Students will undertake a six-month research project that can be carried out in conjunction with an industrial partner.
“There is a lot of hype in this area. There won’t be as many jobs as there are in, say, web design, but then there are far fewer qualified people. And the job is fascinating and it won’t go away," Whitehorn added.

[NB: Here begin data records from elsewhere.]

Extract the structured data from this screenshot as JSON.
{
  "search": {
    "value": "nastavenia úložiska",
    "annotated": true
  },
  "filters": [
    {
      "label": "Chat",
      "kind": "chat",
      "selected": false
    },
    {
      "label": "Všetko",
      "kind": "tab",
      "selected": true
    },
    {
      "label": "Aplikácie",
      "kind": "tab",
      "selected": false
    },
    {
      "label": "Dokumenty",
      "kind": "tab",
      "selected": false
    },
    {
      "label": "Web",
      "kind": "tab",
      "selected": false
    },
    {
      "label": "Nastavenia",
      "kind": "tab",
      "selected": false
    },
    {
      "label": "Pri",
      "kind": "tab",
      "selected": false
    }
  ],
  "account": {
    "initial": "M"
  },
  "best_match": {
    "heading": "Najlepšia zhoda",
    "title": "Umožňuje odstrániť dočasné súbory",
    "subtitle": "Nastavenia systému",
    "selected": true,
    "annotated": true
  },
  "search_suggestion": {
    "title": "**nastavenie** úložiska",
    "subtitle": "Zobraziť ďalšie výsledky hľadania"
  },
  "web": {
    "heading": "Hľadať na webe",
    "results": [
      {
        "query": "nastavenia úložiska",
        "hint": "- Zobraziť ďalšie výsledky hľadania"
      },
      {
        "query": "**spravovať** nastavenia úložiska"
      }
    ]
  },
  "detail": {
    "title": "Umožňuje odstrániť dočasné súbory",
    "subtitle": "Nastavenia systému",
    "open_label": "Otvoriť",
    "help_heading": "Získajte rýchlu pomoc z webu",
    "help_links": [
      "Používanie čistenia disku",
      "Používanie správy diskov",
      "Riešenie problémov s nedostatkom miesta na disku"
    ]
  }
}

“But you do need to be genuinely fascinated by numbers. Only go into it if you find patterns in data fascinating.”